- **Your instructions**:
What lines of the data include the string "screenshot"? Copy them all.

- **Input material**:
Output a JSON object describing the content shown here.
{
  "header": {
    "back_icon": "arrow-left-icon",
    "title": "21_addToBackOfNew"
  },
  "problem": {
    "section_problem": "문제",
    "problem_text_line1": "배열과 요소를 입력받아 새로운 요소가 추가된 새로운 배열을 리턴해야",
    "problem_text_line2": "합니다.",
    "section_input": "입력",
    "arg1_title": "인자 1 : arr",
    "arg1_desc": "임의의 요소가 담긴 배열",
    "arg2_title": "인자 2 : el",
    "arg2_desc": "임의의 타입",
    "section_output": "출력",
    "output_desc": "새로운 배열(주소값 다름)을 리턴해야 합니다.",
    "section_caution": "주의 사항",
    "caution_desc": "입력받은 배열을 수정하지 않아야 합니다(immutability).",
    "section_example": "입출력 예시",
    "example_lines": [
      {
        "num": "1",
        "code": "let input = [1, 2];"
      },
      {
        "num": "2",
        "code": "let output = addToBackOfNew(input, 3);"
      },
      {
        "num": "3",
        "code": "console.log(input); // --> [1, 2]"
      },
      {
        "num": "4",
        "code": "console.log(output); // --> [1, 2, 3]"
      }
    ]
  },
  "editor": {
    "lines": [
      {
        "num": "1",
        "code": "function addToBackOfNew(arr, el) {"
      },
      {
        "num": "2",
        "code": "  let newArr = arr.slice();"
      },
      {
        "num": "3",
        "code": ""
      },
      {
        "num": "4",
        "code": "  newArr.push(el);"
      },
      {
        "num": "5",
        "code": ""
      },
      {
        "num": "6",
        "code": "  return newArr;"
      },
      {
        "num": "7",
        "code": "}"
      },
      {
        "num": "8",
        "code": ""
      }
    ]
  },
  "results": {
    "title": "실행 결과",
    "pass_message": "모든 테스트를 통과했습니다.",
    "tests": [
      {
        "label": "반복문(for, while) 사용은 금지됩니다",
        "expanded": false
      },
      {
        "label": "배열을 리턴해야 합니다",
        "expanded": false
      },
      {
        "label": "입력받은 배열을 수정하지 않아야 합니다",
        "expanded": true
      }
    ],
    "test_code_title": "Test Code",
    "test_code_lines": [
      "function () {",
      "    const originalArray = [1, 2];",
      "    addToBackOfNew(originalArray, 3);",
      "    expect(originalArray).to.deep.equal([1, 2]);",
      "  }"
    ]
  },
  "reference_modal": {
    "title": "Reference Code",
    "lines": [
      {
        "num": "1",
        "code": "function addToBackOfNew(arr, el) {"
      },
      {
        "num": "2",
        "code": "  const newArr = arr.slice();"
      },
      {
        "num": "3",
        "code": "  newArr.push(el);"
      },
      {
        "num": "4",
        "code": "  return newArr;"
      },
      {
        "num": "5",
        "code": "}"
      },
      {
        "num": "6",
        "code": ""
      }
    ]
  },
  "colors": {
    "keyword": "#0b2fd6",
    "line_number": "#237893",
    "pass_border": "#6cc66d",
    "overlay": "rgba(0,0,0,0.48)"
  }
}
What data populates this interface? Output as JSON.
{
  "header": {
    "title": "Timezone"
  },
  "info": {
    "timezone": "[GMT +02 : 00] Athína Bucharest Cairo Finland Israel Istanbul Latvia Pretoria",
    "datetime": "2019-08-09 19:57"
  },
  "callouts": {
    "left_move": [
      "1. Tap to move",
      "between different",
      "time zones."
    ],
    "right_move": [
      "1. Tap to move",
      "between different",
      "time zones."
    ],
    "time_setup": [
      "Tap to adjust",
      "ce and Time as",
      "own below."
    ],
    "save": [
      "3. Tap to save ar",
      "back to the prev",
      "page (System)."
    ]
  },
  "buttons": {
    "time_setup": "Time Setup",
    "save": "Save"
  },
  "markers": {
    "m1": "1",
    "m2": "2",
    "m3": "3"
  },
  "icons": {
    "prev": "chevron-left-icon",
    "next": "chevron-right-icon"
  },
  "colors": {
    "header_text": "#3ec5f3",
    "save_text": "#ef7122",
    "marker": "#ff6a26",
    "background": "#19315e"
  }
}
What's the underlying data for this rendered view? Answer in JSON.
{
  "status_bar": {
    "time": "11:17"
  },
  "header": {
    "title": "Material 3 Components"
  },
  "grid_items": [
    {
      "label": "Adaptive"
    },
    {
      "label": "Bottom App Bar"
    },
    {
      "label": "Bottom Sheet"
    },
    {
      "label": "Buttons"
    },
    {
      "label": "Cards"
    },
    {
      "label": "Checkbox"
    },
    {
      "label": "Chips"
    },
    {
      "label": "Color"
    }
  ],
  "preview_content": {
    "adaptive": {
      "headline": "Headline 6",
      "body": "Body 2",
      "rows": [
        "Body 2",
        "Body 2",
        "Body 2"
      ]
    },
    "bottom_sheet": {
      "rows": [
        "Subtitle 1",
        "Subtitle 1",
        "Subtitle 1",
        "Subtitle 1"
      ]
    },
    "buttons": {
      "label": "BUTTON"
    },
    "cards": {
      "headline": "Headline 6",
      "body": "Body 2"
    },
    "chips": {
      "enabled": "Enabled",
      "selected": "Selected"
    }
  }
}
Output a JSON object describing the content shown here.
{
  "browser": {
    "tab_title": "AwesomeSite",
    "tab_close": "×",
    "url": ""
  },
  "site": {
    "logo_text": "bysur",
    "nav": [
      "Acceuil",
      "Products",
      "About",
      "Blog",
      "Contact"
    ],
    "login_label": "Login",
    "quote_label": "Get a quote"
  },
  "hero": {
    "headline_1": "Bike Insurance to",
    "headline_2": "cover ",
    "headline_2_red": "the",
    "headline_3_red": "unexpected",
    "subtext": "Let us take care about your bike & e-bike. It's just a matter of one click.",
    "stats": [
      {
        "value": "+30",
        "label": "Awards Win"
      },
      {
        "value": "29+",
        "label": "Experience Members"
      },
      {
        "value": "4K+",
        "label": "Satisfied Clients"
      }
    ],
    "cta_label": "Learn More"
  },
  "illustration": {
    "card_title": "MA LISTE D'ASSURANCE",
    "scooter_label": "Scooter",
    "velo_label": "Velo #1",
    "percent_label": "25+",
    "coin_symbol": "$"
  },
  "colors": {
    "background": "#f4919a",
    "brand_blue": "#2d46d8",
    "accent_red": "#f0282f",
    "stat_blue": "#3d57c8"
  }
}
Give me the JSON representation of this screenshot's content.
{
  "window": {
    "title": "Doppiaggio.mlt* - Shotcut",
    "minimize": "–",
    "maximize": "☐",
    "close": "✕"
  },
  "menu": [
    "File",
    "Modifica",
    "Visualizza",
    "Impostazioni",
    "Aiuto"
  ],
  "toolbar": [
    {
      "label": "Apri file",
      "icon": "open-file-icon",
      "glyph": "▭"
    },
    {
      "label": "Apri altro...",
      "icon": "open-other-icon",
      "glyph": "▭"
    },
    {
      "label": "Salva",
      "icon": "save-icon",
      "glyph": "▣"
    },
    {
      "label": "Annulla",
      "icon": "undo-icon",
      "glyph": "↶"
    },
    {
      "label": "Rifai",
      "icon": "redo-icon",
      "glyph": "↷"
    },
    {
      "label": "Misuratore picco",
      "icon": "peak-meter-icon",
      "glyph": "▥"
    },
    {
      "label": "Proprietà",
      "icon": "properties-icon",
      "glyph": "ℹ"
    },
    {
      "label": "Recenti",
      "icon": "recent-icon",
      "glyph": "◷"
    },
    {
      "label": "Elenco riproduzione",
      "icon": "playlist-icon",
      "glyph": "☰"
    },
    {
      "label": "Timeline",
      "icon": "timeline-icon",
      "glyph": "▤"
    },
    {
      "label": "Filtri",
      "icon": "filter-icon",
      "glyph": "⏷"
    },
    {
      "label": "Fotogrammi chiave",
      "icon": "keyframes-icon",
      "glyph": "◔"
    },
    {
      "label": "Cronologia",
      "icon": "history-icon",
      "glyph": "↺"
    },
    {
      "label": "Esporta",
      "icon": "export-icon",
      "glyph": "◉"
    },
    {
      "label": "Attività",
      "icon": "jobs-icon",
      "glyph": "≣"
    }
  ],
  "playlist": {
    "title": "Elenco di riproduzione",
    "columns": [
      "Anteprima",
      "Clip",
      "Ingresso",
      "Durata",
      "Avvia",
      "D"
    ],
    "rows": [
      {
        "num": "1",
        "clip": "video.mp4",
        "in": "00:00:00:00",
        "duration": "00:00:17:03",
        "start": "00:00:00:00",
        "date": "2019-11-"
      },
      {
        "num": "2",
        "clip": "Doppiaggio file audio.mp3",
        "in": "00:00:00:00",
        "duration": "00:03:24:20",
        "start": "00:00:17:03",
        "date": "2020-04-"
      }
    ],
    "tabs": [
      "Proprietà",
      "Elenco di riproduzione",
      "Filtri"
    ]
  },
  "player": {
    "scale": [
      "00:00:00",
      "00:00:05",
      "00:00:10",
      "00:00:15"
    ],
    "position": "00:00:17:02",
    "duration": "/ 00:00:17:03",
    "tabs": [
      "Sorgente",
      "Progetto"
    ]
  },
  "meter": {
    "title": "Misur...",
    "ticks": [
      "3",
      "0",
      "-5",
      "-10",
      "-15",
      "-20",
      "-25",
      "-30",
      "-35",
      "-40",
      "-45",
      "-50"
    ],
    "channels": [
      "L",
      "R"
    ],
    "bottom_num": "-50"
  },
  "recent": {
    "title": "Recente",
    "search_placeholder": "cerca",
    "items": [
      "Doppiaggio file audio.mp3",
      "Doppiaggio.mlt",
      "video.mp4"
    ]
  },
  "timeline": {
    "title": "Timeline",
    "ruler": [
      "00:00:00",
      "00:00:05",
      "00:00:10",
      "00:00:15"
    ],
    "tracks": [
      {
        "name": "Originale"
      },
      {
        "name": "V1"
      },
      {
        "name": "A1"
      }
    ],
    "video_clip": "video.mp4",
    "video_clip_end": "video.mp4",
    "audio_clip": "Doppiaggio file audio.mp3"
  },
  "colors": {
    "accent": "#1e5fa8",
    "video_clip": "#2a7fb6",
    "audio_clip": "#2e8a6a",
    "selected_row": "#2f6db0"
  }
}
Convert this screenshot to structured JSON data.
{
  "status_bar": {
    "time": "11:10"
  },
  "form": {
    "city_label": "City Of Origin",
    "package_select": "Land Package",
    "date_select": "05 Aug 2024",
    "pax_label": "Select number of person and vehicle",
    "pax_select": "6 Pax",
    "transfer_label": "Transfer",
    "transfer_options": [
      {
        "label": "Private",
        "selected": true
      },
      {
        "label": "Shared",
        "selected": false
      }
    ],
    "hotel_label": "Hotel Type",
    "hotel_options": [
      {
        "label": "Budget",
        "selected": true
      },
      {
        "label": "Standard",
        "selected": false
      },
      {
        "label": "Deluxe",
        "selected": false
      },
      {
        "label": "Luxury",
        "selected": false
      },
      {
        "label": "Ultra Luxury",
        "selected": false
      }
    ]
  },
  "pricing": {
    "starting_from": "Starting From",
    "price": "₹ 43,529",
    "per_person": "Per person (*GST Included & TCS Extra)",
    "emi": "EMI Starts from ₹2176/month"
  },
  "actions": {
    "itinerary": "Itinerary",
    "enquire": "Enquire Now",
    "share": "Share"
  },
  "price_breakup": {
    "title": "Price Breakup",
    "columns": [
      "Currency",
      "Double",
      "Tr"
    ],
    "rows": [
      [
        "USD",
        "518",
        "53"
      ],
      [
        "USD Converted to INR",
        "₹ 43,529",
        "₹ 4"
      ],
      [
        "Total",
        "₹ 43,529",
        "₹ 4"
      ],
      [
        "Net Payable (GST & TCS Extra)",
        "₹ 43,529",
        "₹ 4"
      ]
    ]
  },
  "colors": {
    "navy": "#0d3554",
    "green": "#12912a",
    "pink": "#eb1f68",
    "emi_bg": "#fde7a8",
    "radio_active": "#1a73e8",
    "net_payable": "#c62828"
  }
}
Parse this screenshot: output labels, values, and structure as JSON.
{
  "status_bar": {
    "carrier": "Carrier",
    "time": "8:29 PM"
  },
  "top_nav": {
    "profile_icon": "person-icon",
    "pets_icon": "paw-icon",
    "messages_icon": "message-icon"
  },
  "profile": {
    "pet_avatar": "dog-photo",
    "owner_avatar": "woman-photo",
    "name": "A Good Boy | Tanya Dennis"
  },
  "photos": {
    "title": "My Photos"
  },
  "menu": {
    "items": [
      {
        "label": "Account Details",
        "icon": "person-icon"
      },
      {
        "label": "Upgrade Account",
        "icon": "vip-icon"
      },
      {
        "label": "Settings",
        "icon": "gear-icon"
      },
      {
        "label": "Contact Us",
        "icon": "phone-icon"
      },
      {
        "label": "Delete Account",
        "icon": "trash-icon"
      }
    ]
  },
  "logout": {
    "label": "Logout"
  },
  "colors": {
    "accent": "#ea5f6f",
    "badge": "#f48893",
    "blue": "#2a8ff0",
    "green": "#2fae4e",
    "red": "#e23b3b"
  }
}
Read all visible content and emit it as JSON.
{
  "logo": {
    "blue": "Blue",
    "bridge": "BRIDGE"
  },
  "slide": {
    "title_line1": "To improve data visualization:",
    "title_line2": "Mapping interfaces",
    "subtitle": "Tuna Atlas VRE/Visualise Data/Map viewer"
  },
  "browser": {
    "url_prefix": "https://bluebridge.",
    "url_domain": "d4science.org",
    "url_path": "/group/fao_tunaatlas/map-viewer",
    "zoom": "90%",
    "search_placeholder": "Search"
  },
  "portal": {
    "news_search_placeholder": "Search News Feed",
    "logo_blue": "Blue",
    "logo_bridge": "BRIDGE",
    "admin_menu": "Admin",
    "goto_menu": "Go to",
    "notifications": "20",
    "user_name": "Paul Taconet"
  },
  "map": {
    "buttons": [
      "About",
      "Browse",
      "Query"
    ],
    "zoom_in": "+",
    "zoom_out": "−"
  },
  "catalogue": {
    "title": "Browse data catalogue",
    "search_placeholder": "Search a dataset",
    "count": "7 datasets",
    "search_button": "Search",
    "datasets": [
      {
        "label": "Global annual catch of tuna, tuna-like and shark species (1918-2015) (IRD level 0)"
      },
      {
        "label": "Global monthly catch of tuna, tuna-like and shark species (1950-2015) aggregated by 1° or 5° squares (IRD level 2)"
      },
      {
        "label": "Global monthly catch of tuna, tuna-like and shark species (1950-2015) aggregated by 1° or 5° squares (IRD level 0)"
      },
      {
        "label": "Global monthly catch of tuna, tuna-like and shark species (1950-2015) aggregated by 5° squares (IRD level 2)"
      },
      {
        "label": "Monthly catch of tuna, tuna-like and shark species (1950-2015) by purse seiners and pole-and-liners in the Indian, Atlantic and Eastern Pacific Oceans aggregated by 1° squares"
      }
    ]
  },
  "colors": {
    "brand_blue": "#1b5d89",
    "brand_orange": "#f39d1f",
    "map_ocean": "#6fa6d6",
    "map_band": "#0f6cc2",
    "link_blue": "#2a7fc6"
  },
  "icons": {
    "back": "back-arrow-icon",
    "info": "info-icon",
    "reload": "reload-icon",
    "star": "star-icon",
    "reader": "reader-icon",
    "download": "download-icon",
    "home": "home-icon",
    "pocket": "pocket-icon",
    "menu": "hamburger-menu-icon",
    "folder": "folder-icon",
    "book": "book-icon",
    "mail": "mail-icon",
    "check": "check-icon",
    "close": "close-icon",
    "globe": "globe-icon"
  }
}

- **Task solution**:
Give me the JSON representation of this screenshot's content.
Convert this screenshot to structured JSON data.
Parse this screenshot: output labels, values, and structure as JSON.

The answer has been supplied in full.